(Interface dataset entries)
==========

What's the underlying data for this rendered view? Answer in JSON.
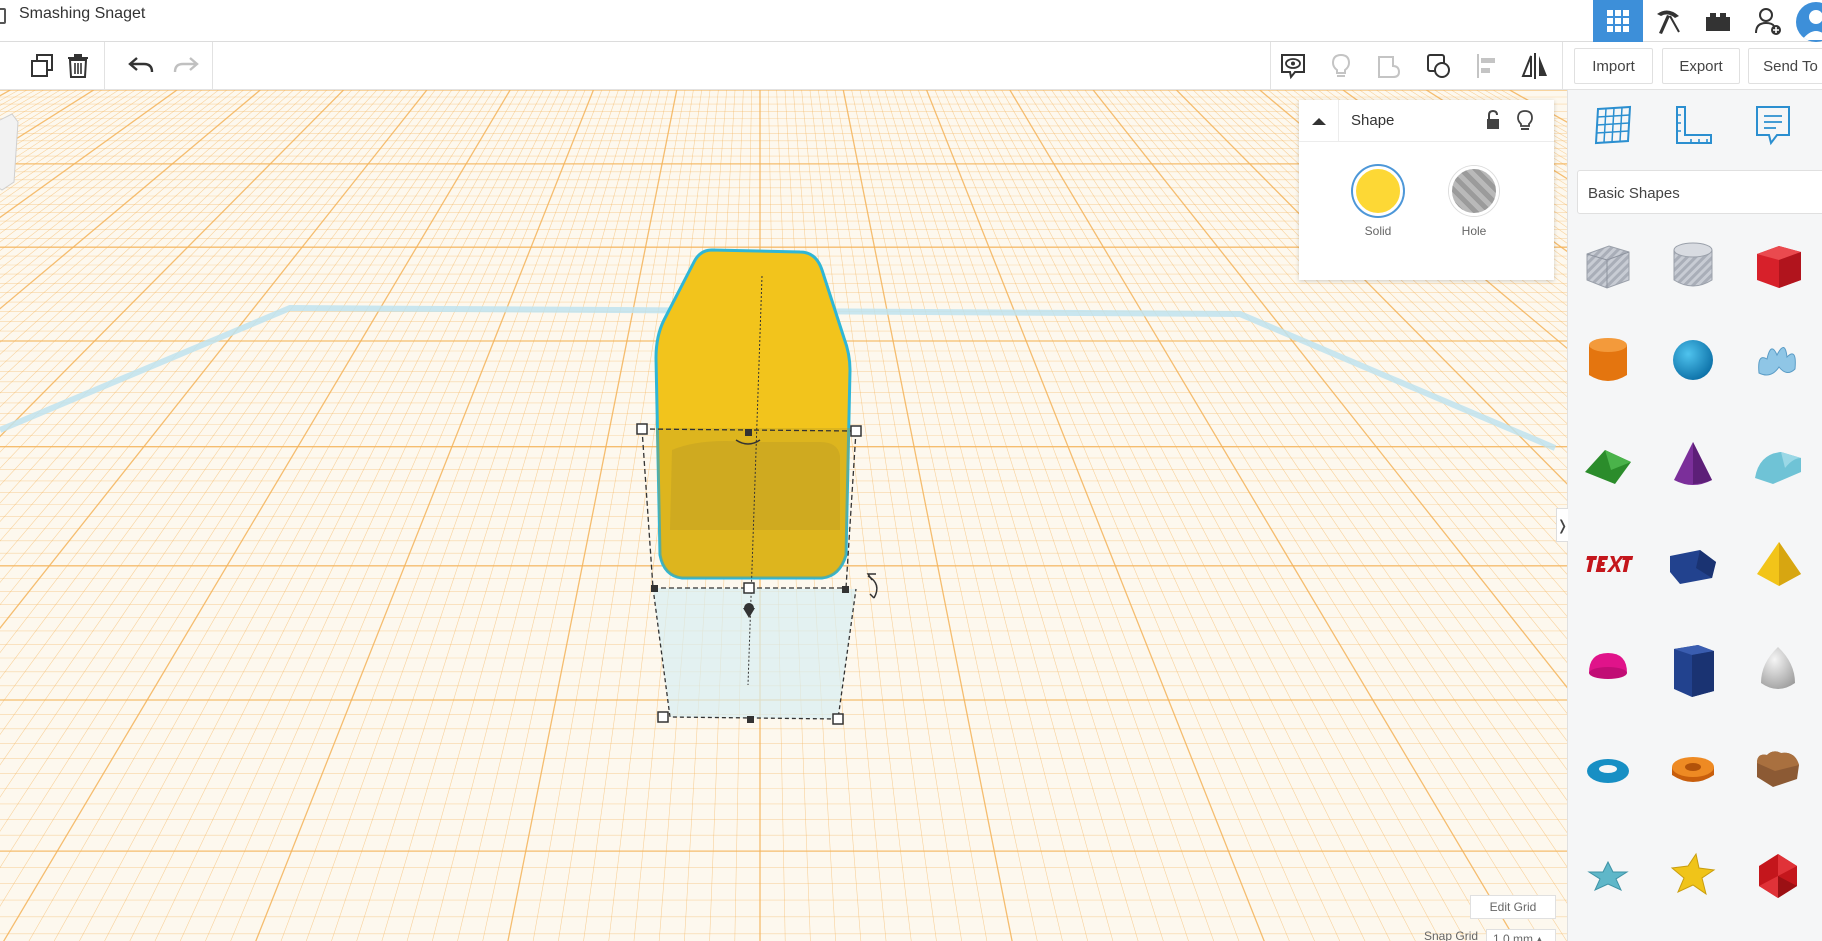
{
  "titlebar": {
    "document_title": "Smashing Snaget",
    "icons": [
      "grid-view-icon",
      "pickaxe-icon",
      "bricks-icon",
      "add-user-icon",
      "user-avatar"
    ]
  },
  "toolbar": {
    "left_icons": [
      "duplicate-icon",
      "delete-icon",
      "undo-icon",
      "redo-icon"
    ],
    "right_icons": [
      "comment-view-icon",
      "light-icon",
      "group-icon",
      "ungroup-icon",
      "align-icon",
      "mirror-icon"
    ],
    "import_label": "Import",
    "export_label": "Export",
    "send_to_label": "Send To"
  },
  "shape_panel": {
    "title": "Shape",
    "solid_label": "Solid",
    "hole_label": "Hole",
    "solid_color": "#fdd835"
  },
  "library": {
    "tabs": [
      "workplane-icon",
      "ruler-icon",
      "notes-icon"
    ],
    "category": "Basic Shapes",
    "shapes": [
      "box-hole",
      "cylinder-hole",
      "box",
      "cylinder",
      "sphere",
      "scribble",
      "roof",
      "cone",
      "round-roof",
      "text",
      "wedge",
      "pyramid",
      "half-sphere",
      "polygon",
      "paraboloid",
      "torus",
      "tube",
      "heart",
      "star",
      "star-yellow",
      "icosahedron"
    ]
  },
  "workplane": {
    "edit_grid_label": "Edit Grid",
    "snap_grid_label": "Snap Grid",
    "snap_grid_value": "1.0 mm ▴"
  },
  "colors": {
    "accent": "#3d8fd9",
    "grid_line": "#f4b35a",
    "selection": "#2fb6d6"
  }
}
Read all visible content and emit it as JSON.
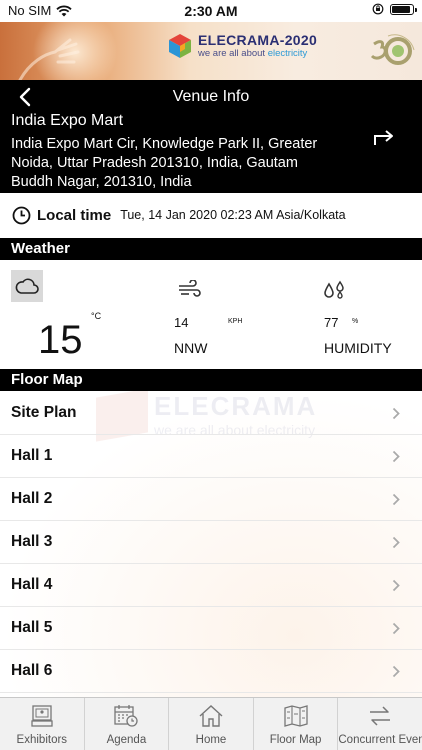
{
  "status": {
    "carrier": "No SIM",
    "time": "2:30 AM"
  },
  "brand": {
    "name": "ELECRAMA-2020",
    "tagline_prefix": "we are all about ",
    "tagline_highlight": "electricity"
  },
  "header": {
    "title": "Venue Info",
    "venue_name": "India Expo Mart",
    "address": "India Expo Mart Cir, Knowledge Park II, Greater Noida, Uttar Pradesh 201310, India, Gautam Buddh Nagar, 201310, India"
  },
  "local_time": {
    "label": "Local time",
    "value": "Tue, 14 Jan 2020 02:23 AM Asia/Kolkata"
  },
  "weather": {
    "section_title": "Weather",
    "temperature": "15",
    "temp_unit": "°C",
    "wind_speed": "14",
    "wind_unit": "KPH",
    "wind_direction": "NNW",
    "humidity": "77",
    "humidity_unit": "%",
    "humidity_label": "HUMIDITY"
  },
  "floor_map": {
    "section_title": "Floor Map",
    "items": [
      {
        "label": "Site Plan"
      },
      {
        "label": "Hall 1"
      },
      {
        "label": "Hall 2"
      },
      {
        "label": "Hall 3"
      },
      {
        "label": "Hall 4"
      },
      {
        "label": "Hall 5"
      },
      {
        "label": "Hall 6"
      }
    ]
  },
  "tabs": [
    {
      "label": "Exhibitors"
    },
    {
      "label": "Agenda"
    },
    {
      "label": "Home"
    },
    {
      "label": "Floor Map"
    },
    {
      "label": "Concurrent Events"
    }
  ]
}
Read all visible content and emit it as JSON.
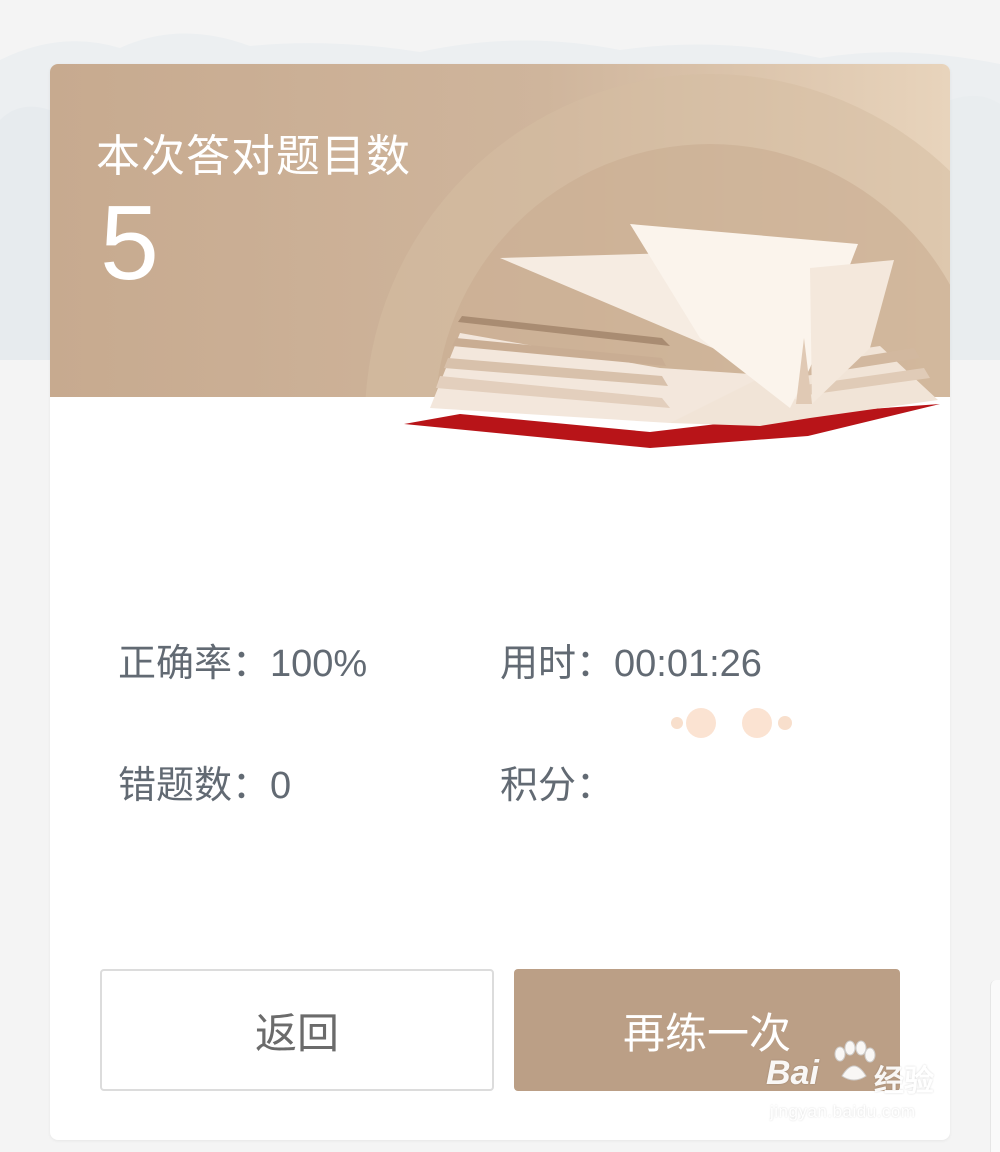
{
  "header": {
    "title": "本次答对题目数",
    "count": "5"
  },
  "stats": {
    "accuracy": {
      "label": "正确率：",
      "value": "100%"
    },
    "time": {
      "label": "用时：",
      "value": "00:01:26"
    },
    "wrong": {
      "label": "错题数：",
      "value": "0"
    },
    "points": {
      "label": "积分：",
      "state": "loading"
    }
  },
  "buttons": {
    "back_label": "返回",
    "again_label": "再练一次"
  },
  "watermark": {
    "logo_latin": "Bai",
    "logo_cn": "经验",
    "url": "jingyan.baidu.com"
  },
  "colors": {
    "header_brown": "#c7aa8f",
    "button_brown": "#bb9f86",
    "text_gray": "#626a73",
    "loading_dot": "#f8dfcc",
    "book_red": "#c0161b"
  }
}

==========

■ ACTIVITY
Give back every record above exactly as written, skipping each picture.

■ EXERCISE RESULT
What's the underlying data for this rendered view? Answer in JSON.
{
  "titlebar": {
    "document_title": "Smashing Snaget",
    "icons": [
      "grid-view-icon",
      "pickaxe-icon",
      "bricks-icon",
      "add-user-icon",
      "user-avatar"
    ]
  },
  "toolbar": {
    "left_icons": [
      "duplicate-icon",
      "delete-icon",
      "undo-icon",
      "redo-icon"
    ],
    "right_icons": [
      "comment-view-icon",
      "light-icon",
      "group-icon",
      "ungroup-icon",
      "align-icon",
      "mirror-icon"
    ],
    "import_label": "Import",
    "export_label": "Export",
    "send_to_label": "Send To"
  },
  "shape_panel": {
    "title": "Shape",
    "solid_label": "Solid",
    "hole_label": "Hole",
    "solid_color": "#fdd835"
  },
  "library": {
    "tabs": [
      "workplane-icon",
      "ruler-icon",
      "notes-icon"
    ],
    "category": "Basic Shapes",
    "shapes": [
      "box-hole",
      "cylinder-hole",
      "box",
      "cylinder",
      "sphere",
      "scribble",
      "roof",
      "cone",
      "round-roof",
      "text",
      "wedge",
      "pyramid",
      "half-sphere",
      "polygon",
      "paraboloid",
      "torus",
      "tube",
      "heart",
      "star",
      "star-yellow",
      "icosahedron"
    ]
  },
  "workplane": {
    "edit_grid_label": "Edit Grid",
    "snap_grid_label": "Snap Grid",
    "snap_grid_value": "1.0 mm ▴"
  },
  "colors": {
    "accent": "#3d8fd9",
    "grid_line": "#f4b35a",
    "selection": "#2fb6d6"
  }
}
Read all visible content and emit it as JSON.
{
  "status": {
    "carrier": "No SIM",
    "time": "2:30 AM"
  },
  "brand": {
    "name": "ELECRAMA-2020",
    "tagline_prefix": "we are all about ",
    "tagline_highlight": "electricity"
  },
  "header": {
    "title": "Venue Info",
    "venue_name": "India Expo Mart",
    "address": "India Expo Mart Cir, Knowledge Park II, Greater Noida, Uttar Pradesh 201310, India, Gautam Buddh Nagar, 201310, India"
  },
  "local_time": {
    "label": "Local time",
    "value": "Tue, 14 Jan 2020 02:23 AM Asia/Kolkata"
  },
  "weather": {
    "section_title": "Weather",
    "temperature": "15",
    "temp_unit": "°C",
    "wind_speed": "14",
    "wind_unit": "KPH",
    "wind_direction": "NNW",
    "humidity": "77",
    "humidity_unit": "%",
    "humidity_label": "HUMIDITY"
  },
  "floor_map": {
    "section_title": "Floor Map",
    "items": [
      {
        "label": "Site Plan"
      },
      {
        "label": "Hall 1"
      },
      {
        "label": "Hall 2"
      },
      {
        "label": "Hall 3"
      },
      {
        "label": "Hall 4"
      },
      {
        "label": "Hall 5"
      },
      {
        "label": "Hall 6"
      }
    ]
  },
  "tabs": [
    {
      "label": "Exhibitors"
    },
    {
      "label": "Agenda"
    },
    {
      "label": "Home"
    },
    {
      "label": "Floor Map"
    },
    {
      "label": "Concurrent Events"
    }
  ]
}
Read all visible content and emit it as JSON.
{
  "header": {
    "title": "本次答对题目数",
    "count": "5"
  },
  "stats": {
    "accuracy": {
      "label": "正确率：",
      "value": "100%"
    },
    "time": {
      "label": "用时：",
      "value": "00:01:26"
    },
    "wrong": {
      "label": "错题数：",
      "value": "0"
    },
    "points": {
      "label": "积分：",
      "state": "loading"
    }
  },
  "buttons": {
    "back_label": "返回",
    "again_label": "再练一次"
  },
  "watermark": {
    "logo_latin": "Bai",
    "logo_cn": "经验",
    "url": "jingyan.baidu.com"
  },
  "colors": {
    "header_brown": "#c7aa8f",
    "button_brown": "#bb9f86",
    "text_gray": "#626a73",
    "loading_dot": "#f8dfcc",
    "book_red": "#c0161b"
  }
}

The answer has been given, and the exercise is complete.